> [Supplied data]
*** Block opens ***

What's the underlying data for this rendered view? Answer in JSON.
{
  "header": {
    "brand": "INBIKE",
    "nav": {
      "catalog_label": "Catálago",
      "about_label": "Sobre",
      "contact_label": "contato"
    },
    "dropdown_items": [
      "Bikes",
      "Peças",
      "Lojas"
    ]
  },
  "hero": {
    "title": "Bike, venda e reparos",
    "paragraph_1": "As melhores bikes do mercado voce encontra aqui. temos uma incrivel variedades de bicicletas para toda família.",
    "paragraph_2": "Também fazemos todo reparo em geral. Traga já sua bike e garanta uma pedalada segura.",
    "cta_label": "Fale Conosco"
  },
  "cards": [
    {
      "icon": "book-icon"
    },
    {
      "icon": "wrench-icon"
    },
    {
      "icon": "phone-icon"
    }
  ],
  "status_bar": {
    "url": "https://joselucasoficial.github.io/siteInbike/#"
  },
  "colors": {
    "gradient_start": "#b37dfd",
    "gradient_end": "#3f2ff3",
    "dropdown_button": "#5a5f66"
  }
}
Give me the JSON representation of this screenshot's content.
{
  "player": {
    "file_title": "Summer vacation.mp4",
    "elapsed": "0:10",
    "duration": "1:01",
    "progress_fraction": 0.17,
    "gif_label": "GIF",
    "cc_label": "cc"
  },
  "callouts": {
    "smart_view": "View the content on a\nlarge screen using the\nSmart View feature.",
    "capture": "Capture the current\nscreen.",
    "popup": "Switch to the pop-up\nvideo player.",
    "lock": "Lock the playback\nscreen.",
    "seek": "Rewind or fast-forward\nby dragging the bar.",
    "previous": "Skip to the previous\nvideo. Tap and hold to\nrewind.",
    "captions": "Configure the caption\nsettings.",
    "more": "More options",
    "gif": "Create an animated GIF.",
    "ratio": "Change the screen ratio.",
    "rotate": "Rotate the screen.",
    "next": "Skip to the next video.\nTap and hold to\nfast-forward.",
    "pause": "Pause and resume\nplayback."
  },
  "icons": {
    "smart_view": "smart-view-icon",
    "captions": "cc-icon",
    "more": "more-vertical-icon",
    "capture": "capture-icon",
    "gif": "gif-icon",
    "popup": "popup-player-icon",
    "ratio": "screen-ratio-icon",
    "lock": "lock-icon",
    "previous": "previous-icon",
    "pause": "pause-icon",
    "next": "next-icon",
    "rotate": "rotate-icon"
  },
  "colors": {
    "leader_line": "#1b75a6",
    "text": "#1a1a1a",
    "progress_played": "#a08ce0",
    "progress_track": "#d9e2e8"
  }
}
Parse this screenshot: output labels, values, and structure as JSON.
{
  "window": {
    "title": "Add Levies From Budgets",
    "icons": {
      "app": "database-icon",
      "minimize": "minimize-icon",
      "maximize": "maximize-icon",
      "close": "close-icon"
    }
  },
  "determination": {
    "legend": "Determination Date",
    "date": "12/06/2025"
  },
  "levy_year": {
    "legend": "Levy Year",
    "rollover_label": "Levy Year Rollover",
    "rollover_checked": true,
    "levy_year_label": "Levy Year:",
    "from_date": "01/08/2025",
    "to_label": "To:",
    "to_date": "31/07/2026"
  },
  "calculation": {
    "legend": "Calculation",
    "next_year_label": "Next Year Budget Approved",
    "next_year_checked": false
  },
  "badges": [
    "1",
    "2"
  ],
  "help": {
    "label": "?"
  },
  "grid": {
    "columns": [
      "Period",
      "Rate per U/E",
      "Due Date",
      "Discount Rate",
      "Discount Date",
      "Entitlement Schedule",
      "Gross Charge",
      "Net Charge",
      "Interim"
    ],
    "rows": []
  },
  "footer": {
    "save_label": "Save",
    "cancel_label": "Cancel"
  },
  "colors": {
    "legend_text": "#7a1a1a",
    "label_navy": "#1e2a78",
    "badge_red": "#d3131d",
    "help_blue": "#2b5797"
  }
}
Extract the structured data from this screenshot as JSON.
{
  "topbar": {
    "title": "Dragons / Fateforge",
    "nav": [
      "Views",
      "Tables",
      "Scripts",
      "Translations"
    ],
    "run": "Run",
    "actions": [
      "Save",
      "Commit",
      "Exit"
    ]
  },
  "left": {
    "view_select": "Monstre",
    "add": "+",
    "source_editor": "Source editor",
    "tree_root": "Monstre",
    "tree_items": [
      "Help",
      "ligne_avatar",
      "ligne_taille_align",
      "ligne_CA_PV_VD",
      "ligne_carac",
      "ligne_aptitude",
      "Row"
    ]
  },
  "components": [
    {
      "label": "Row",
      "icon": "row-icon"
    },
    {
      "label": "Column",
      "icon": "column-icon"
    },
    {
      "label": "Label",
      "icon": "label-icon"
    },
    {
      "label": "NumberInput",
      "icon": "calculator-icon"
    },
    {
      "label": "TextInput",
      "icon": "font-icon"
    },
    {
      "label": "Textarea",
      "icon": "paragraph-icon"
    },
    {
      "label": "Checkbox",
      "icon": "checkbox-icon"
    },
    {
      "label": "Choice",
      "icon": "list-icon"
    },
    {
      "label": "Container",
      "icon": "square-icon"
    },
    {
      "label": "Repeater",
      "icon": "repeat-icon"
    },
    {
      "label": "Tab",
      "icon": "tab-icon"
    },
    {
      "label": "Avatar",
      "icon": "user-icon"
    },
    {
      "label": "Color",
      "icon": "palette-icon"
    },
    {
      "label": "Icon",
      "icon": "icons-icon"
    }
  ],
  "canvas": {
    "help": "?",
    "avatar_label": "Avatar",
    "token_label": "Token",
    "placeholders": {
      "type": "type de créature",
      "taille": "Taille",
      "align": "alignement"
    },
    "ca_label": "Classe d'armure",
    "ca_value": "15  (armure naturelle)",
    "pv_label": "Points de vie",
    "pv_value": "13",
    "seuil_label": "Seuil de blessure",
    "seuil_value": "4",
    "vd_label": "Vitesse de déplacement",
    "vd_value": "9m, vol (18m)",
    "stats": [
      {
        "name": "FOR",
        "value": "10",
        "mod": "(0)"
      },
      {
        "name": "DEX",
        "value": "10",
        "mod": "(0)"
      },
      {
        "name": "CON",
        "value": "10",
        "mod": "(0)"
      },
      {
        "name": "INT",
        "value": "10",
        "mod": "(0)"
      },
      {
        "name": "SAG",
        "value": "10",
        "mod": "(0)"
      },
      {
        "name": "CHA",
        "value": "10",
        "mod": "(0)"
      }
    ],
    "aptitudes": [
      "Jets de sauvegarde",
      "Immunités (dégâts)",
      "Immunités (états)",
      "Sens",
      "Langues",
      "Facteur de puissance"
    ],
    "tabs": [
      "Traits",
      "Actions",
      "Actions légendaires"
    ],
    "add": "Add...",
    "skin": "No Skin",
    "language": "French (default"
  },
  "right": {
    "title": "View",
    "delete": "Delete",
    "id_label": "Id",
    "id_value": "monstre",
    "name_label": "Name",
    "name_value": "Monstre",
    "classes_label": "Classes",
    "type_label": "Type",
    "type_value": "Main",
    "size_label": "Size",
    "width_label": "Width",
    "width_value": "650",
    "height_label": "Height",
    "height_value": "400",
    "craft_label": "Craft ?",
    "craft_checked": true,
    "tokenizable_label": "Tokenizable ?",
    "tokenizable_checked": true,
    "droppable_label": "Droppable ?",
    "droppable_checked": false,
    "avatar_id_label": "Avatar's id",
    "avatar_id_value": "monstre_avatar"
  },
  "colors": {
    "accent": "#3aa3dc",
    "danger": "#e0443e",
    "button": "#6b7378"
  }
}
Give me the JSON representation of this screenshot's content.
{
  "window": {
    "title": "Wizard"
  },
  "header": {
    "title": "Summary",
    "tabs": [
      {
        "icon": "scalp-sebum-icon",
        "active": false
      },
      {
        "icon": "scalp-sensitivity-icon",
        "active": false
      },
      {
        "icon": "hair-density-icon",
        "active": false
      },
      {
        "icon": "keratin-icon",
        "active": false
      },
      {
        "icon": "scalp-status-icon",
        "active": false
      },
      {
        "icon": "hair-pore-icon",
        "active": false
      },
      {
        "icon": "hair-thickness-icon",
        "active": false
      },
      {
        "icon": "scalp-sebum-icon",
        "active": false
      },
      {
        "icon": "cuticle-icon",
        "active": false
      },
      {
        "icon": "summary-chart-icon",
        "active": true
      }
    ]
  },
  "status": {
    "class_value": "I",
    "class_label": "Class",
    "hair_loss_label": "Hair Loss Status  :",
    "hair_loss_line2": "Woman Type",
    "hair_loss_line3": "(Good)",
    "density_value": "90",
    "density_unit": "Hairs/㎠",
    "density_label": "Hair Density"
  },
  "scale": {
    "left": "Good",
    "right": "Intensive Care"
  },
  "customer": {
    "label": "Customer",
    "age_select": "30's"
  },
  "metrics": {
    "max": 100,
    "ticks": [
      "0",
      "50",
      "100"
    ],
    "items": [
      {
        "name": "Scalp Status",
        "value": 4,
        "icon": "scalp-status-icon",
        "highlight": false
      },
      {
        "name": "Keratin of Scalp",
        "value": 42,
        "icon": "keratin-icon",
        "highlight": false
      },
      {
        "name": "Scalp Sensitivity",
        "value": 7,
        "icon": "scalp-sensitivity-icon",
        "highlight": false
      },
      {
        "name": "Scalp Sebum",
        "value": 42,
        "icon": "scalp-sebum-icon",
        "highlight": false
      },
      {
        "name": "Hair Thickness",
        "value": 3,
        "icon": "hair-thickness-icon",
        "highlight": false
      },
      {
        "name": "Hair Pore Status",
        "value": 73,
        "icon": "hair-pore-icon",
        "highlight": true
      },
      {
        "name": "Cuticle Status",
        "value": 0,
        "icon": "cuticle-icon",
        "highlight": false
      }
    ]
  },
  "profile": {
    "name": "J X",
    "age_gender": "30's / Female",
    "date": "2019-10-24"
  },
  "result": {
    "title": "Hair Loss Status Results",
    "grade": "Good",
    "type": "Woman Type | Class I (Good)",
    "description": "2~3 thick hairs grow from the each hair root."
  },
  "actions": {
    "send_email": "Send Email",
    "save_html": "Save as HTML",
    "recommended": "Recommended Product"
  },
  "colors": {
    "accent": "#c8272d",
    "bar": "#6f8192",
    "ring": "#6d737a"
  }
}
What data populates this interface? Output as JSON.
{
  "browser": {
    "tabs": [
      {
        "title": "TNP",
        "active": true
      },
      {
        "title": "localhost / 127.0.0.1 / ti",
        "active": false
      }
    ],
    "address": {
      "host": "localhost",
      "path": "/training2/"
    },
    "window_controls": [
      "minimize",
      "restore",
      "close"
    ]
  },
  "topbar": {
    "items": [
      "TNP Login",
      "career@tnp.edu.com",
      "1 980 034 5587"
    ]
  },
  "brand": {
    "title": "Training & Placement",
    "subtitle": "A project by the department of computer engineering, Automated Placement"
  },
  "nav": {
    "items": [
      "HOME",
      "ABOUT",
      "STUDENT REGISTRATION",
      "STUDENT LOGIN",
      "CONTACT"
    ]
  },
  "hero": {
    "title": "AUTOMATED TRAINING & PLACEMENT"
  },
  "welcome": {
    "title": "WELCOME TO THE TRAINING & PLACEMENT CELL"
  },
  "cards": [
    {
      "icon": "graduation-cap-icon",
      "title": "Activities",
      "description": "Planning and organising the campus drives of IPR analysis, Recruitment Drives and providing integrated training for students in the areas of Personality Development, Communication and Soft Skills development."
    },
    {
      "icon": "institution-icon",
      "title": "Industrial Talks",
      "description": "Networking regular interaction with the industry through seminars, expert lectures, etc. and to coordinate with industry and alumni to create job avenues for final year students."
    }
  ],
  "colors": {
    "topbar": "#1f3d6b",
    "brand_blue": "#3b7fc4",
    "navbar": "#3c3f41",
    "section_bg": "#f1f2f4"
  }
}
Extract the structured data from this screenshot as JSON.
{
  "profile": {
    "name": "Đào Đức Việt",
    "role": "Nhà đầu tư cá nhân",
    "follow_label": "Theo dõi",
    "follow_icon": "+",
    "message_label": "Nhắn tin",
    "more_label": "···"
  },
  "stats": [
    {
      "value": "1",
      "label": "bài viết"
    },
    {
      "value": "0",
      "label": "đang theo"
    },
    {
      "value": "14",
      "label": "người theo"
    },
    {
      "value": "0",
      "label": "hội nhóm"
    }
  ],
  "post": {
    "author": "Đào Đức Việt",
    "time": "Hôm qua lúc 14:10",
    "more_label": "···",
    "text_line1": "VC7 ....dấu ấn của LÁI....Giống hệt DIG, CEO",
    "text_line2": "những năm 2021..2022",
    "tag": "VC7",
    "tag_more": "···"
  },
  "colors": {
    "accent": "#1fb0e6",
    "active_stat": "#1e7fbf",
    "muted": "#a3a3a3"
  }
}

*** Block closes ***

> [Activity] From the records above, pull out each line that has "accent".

> [Response]
    "accent": "#3aa3dc",
    "accent": "#c8272d",
    "accent": "#1fb0e6",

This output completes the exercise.